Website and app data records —
--*--
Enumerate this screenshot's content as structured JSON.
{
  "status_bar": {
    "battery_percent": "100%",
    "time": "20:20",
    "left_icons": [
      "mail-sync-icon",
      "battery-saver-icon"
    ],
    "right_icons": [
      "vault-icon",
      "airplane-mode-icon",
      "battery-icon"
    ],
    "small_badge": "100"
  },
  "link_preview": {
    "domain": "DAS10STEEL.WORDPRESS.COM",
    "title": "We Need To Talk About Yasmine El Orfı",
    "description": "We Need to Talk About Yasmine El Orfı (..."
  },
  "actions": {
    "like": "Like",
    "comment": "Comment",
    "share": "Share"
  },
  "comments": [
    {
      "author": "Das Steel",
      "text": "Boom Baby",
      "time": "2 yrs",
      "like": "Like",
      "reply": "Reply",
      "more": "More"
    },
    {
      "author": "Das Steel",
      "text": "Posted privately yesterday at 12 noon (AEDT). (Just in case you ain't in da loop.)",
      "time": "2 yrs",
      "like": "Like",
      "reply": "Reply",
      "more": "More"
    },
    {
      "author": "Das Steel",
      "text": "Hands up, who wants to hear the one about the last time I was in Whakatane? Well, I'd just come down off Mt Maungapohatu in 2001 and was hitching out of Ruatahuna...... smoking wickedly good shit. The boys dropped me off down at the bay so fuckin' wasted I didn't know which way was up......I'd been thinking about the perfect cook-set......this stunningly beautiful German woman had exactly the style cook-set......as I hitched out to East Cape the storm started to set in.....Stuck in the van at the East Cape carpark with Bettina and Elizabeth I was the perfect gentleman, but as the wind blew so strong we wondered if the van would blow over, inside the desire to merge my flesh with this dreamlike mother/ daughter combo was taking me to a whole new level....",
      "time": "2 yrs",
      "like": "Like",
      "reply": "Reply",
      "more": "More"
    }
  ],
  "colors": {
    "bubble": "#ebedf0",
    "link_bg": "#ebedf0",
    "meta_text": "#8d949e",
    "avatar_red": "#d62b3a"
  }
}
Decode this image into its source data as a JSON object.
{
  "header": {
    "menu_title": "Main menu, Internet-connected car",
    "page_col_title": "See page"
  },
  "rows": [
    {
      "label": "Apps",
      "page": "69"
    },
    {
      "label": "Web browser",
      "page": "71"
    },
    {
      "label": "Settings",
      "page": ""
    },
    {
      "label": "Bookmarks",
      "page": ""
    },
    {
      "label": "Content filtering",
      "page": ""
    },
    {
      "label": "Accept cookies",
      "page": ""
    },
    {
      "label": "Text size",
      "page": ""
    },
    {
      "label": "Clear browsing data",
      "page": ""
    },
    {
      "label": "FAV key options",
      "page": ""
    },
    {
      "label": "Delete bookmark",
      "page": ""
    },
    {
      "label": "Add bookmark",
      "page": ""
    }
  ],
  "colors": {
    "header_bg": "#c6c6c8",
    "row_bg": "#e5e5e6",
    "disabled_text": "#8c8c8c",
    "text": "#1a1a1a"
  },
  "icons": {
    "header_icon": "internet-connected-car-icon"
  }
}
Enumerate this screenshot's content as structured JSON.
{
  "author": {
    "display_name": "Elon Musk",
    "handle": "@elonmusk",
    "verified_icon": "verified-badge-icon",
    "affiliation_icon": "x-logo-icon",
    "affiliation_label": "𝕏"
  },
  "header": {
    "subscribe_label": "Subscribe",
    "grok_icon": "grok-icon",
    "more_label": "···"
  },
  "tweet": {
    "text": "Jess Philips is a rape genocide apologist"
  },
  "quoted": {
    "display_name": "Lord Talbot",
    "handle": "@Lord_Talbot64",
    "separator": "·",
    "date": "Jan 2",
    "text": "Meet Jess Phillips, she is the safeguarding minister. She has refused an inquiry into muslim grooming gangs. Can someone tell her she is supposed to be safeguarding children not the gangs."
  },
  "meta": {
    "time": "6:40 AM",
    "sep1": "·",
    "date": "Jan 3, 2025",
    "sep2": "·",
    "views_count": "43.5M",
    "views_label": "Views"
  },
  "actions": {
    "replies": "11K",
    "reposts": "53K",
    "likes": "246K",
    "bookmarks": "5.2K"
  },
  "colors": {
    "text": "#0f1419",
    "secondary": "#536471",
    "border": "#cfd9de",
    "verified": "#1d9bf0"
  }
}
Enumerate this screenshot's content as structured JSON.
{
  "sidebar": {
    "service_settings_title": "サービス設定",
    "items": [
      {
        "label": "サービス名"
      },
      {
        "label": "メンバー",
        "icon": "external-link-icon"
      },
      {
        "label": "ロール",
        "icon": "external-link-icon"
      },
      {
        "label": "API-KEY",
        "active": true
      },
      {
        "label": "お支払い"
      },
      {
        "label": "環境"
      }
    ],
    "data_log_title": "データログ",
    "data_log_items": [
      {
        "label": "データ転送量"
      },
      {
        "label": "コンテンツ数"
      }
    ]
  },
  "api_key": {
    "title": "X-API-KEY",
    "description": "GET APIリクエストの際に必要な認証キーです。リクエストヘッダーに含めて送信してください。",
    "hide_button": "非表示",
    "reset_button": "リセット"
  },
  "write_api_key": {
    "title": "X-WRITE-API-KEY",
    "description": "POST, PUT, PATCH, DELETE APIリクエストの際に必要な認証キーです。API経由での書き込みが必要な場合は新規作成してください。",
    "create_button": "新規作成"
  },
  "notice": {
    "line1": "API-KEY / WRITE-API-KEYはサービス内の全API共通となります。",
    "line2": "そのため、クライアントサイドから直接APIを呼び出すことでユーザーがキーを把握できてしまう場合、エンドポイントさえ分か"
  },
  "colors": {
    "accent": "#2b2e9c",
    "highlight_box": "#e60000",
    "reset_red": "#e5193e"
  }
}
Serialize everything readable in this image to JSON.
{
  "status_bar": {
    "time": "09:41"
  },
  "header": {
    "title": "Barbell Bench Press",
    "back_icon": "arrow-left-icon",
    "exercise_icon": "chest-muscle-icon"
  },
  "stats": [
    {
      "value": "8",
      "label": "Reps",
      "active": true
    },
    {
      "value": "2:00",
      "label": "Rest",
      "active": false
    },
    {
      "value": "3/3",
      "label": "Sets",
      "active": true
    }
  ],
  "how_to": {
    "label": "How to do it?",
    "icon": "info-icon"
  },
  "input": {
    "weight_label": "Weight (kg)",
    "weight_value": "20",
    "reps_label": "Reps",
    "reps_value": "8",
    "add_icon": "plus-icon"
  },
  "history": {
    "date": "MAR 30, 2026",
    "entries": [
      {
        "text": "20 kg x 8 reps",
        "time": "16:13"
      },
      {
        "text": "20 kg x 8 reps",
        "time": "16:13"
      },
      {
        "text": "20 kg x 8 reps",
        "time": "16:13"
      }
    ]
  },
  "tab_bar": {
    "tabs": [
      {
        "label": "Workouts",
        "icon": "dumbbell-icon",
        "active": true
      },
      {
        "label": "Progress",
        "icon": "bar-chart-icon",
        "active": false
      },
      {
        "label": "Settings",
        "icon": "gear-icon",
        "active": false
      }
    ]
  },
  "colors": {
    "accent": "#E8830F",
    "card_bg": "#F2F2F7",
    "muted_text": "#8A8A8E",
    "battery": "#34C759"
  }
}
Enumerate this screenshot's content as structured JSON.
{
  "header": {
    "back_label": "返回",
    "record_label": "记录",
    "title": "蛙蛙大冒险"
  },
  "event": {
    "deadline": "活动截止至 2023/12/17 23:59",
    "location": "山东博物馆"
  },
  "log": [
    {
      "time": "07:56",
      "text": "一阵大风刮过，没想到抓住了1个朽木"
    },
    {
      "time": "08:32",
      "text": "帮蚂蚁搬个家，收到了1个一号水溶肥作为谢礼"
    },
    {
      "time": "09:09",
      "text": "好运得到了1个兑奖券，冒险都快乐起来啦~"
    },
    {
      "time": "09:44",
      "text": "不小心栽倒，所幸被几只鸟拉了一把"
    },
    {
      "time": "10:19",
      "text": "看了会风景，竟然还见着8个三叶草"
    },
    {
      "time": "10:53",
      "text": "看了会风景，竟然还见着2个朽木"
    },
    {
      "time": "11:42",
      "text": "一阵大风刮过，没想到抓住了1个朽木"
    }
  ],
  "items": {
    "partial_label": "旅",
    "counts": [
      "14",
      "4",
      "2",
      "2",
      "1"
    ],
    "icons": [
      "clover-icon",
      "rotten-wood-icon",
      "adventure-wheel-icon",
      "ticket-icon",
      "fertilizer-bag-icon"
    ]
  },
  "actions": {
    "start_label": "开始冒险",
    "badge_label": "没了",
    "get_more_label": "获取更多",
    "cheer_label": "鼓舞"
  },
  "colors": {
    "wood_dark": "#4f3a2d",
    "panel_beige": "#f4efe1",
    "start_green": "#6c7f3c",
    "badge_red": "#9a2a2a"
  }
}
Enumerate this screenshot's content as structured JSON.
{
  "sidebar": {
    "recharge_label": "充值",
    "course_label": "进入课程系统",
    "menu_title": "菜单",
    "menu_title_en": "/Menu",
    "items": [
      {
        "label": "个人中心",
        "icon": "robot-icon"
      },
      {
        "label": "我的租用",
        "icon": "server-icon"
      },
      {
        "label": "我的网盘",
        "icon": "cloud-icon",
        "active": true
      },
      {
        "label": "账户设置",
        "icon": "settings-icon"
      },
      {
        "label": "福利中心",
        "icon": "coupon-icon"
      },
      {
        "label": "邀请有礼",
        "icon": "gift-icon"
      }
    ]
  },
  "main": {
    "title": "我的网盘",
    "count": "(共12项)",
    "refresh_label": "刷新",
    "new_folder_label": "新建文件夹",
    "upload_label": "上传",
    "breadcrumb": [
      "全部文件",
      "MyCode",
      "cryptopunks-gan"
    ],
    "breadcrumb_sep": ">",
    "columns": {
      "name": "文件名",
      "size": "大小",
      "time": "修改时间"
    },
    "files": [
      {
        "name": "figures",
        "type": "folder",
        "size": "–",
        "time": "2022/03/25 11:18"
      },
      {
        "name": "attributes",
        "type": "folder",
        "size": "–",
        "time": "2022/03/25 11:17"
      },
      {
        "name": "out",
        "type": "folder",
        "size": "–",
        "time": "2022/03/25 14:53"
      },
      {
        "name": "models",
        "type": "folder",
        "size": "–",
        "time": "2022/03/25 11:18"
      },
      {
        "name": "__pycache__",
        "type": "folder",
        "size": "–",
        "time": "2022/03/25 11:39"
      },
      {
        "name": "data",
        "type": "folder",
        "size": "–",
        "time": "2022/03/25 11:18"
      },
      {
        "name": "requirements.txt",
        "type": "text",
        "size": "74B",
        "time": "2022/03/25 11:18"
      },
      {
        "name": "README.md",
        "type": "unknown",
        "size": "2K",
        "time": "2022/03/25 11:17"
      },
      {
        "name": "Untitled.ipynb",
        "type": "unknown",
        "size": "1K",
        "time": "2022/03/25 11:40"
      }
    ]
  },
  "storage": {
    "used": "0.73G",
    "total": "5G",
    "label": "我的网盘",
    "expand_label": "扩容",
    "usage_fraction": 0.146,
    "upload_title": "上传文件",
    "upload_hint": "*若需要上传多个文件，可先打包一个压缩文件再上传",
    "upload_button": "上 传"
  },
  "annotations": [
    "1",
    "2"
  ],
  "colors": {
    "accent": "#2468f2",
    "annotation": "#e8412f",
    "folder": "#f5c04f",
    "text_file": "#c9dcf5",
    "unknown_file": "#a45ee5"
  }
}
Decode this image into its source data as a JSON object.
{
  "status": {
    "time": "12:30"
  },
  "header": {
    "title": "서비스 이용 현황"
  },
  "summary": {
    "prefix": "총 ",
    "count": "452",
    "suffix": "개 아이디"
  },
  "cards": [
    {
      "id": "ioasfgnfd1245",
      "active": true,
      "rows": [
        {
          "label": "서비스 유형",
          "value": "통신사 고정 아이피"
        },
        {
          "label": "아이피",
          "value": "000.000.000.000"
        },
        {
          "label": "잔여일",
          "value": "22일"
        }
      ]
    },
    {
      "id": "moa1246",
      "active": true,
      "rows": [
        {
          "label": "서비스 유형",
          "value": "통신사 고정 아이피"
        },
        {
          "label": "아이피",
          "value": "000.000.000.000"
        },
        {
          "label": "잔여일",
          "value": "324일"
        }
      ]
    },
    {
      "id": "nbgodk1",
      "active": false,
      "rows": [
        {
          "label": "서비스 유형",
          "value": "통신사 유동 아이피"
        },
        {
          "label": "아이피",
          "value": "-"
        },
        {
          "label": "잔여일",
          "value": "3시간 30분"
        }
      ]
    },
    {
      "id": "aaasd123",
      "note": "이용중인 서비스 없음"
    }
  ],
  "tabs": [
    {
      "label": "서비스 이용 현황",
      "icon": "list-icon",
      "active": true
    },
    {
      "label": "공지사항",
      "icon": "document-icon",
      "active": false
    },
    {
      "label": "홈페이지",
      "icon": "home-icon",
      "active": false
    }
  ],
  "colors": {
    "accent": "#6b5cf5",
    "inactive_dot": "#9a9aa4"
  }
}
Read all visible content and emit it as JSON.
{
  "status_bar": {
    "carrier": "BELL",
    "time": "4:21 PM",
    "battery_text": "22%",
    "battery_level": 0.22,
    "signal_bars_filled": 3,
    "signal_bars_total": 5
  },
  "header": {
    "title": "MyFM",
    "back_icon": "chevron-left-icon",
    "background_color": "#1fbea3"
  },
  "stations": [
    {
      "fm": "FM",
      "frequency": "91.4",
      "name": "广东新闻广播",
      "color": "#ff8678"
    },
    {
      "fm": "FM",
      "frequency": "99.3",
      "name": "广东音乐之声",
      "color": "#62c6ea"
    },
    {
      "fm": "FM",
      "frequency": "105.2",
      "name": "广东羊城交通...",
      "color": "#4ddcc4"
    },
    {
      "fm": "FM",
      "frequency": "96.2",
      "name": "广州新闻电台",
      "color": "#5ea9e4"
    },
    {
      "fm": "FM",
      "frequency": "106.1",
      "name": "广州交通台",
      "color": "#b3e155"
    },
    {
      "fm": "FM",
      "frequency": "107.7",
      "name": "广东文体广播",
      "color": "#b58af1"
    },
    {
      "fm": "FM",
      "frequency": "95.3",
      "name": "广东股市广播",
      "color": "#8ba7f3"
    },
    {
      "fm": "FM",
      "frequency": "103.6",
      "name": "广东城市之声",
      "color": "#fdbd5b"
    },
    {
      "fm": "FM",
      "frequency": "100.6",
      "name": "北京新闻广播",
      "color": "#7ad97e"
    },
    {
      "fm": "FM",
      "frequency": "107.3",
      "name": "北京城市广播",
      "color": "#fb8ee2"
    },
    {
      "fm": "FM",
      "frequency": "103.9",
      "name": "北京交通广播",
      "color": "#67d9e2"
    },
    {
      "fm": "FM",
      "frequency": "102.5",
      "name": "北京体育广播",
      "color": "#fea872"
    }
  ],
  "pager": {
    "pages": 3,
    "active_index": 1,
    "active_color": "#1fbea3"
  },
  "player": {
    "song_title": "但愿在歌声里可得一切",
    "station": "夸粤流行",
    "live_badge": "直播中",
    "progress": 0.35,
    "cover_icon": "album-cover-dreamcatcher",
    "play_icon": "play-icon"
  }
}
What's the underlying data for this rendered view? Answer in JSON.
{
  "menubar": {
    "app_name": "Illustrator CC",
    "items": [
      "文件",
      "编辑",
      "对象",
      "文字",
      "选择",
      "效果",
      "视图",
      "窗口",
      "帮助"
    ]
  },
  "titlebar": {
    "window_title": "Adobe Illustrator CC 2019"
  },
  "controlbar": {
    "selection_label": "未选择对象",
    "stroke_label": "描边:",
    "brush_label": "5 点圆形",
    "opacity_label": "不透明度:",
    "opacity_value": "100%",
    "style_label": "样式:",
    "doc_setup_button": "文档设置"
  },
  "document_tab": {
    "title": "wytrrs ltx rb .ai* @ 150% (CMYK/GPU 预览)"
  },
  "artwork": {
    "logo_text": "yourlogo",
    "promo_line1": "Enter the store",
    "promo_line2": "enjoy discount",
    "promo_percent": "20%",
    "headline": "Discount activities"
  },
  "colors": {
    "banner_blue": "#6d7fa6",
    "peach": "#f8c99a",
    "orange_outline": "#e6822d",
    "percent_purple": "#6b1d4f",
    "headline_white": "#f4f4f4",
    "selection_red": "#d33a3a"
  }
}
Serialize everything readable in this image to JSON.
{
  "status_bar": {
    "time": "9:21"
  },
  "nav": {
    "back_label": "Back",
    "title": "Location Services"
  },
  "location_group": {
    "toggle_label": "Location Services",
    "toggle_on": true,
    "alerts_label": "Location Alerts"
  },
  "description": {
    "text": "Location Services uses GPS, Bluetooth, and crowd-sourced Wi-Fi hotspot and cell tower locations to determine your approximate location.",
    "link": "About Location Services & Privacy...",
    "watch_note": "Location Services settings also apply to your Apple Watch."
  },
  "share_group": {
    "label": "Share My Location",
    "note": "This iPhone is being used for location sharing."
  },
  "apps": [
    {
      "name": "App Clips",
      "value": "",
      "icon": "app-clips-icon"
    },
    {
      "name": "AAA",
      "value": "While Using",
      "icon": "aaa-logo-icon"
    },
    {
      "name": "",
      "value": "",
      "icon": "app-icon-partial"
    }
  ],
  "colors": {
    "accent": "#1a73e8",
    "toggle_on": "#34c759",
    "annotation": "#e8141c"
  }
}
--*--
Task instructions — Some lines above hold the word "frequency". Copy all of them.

Solution —
      "frequency": "91.4",
      "frequency": "99.3",
      "frequency": "105.2",
      "frequency": "96.2",
      "frequency": "106.1",
      "frequency": "107.7",
      "frequency": "95.3",
      "frequency": "103.6",
      "frequency": "100.6",
      "frequency": "107.3",
      "frequency": "103.9",
      "frequency": "102.5",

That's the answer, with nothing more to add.